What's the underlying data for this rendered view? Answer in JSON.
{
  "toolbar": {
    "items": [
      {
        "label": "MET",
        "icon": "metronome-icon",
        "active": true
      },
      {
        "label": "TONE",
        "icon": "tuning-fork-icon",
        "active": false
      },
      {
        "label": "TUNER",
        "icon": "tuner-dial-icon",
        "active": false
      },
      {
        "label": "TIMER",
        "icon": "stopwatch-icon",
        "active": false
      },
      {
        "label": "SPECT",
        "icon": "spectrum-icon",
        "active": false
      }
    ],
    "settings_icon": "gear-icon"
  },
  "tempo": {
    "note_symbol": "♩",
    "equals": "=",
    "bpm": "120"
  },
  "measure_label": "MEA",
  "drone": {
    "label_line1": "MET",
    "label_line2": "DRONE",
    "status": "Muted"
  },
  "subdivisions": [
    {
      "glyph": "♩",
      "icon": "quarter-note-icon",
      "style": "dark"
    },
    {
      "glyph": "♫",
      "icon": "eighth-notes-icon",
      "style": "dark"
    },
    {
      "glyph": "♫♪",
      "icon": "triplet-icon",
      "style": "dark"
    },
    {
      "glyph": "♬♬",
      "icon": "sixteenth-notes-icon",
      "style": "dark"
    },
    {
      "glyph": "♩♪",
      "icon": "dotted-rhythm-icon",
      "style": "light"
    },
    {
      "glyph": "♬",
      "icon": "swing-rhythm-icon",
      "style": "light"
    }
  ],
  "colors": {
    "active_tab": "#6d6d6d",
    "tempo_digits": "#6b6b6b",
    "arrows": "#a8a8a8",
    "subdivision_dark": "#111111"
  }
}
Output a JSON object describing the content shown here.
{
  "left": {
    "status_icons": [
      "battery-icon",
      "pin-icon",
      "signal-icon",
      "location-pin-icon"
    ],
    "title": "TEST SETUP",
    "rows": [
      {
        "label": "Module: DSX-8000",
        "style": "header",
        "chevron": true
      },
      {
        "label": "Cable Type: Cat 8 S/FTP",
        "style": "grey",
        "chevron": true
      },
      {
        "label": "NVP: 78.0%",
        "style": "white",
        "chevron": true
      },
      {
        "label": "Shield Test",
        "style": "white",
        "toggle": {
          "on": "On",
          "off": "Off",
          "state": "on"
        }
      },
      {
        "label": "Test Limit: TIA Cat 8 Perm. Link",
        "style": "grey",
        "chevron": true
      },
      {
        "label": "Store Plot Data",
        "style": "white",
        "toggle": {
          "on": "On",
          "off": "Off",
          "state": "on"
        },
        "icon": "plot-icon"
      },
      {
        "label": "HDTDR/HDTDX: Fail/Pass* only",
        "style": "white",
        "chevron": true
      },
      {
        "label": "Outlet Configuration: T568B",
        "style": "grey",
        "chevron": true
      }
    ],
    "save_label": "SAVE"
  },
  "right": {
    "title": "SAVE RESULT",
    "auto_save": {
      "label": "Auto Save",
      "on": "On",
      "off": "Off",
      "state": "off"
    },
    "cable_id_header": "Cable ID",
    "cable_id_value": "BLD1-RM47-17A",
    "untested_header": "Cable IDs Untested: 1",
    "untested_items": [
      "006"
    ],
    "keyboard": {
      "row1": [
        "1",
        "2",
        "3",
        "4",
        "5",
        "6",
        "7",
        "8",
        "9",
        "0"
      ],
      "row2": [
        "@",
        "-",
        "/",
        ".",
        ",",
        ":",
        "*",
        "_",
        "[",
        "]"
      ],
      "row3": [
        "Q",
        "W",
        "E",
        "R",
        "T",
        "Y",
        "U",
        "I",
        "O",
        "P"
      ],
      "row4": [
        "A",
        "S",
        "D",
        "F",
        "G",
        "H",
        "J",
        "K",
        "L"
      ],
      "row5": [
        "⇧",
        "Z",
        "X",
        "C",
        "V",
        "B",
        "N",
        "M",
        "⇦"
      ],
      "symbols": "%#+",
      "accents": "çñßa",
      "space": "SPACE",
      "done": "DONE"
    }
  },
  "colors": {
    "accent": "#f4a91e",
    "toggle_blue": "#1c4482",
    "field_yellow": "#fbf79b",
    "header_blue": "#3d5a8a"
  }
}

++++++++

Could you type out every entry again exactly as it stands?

### Completed exercise
What's the underlying data for this rendered view? Answer in JSON.
{
  "toolbar": {
    "items": [
      {
        "label": "MET",
        "icon": "metronome-icon",
        "active": true
      },
      {
        "label": "TONE",
        "icon": "tuning-fork-icon",
        "active": false
      },
      {
        "label": "TUNER",
        "icon": "tuner-dial-icon",
        "active": false
      },
      {
        "label": "TIMER",
        "icon": "stopwatch-icon",
        "active": false
      },
      {
        "label": "SPECT",
        "icon": "spectrum-icon",
        "active": false
      }
    ],
    "settings_icon": "gear-icon"
  },
  "tempo": {
    "note_symbol": "♩",
    "equals": "=",
    "bpm": "120"
  },
  "measure_label": "MEA",
  "drone": {
    "label_line1": "MET",
    "label_line2": "DRONE",
    "status": "Muted"
  },
  "subdivisions": [
    {
      "glyph": "♩",
      "icon": "quarter-note-icon",
      "style": "dark"
    },
    {
      "glyph": "♫",
      "icon": "eighth-notes-icon",
      "style": "dark"
    },
    {
      "glyph": "♫♪",
      "icon": "triplet-icon",
      "style": "dark"
    },
    {
      "glyph": "♬♬",
      "icon": "sixteenth-notes-icon",
      "style": "dark"
    },
    {
      "glyph": "♩♪",
      "icon": "dotted-rhythm-icon",
      "style": "light"
    },
    {
      "glyph": "♬",
      "icon": "swing-rhythm-icon",
      "style": "light"
    }
  ],
  "colors": {
    "active_tab": "#6d6d6d",
    "tempo_digits": "#6b6b6b",
    "arrows": "#a8a8a8",
    "subdivision_dark": "#111111"
  }
}
Output a JSON object describing the content shown here.
{
  "left": {
    "status_icons": [
      "battery-icon",
      "pin-icon",
      "signal-icon",
      "location-pin-icon"
    ],
    "title": "TEST SETUP",
    "rows": [
      {
        "label": "Module: DSX-8000",
        "style": "header",
        "chevron": true
      },
      {
        "label": "Cable Type: Cat 8 S/FTP",
        "style": "grey",
        "chevron": true
      },
      {
        "label": "NVP: 78.0%",
        "style": "white",
        "chevron": true
      },
      {
        "label": "Shield Test",
        "style": "white",
        "toggle": {
          "on": "On",
          "off": "Off",
          "state": "on"
        }
      },
      {
        "label": "Test Limit: TIA Cat 8 Perm. Link",
        "style": "grey",
        "chevron": true
      },
      {
        "label": "Store Plot Data",
        "style": "white",
        "toggle": {
          "on": "On",
          "off": "Off",
          "state": "on"
        },
        "icon": "plot-icon"
      },
      {
        "label": "HDTDR/HDTDX: Fail/Pass* only",
        "style": "white",
        "chevron": true
      },
      {
        "label": "Outlet Configuration: T568B",
        "style": "grey",
        "chevron": true
      }
    ],
    "save_label": "SAVE"
  },
  "right": {
    "title": "SAVE RESULT",
    "auto_save": {
      "label": "Auto Save",
      "on": "On",
      "off": "Off",
      "state": "off"
    },
    "cable_id_header": "Cable ID",
    "cable_id_value": "BLD1-RM47-17A",
    "untested_header": "Cable IDs Untested: 1",
    "untested_items": [
      "006"
    ],
    "keyboard": {
      "row1": [
        "1",
        "2",
        "3",
        "4",
        "5",
        "6",
        "7",
        "8",
        "9",
        "0"
      ],
      "row2": [
        "@",
        "-",
        "/",
        ".",
        ",",
        ":",
        "*",
        "_",
        "[",
        "]"
      ],
      "row3": [
        "Q",
        "W",
        "E",
        "R",
        "T",
        "Y",
        "U",
        "I",
        "O",
        "P"
      ],
      "row4": [
        "A",
        "S",
        "D",
        "F",
        "G",
        "H",
        "J",
        "K",
        "L"
      ],
      "row5": [
        "⇧",
        "Z",
        "X",
        "C",
        "V",
        "B",
        "N",
        "M",
        "⇦"
      ],
      "symbols": "%#+",
      "accents": "çñßa",
      "space": "SPACE",
      "done": "DONE"
    }
  },
  "colors": {
    "accent": "#f4a91e",
    "toggle_blue": "#1c4482",
    "field_yellow": "#fbf79b",
    "header_blue": "#3d5a8a"
  }
}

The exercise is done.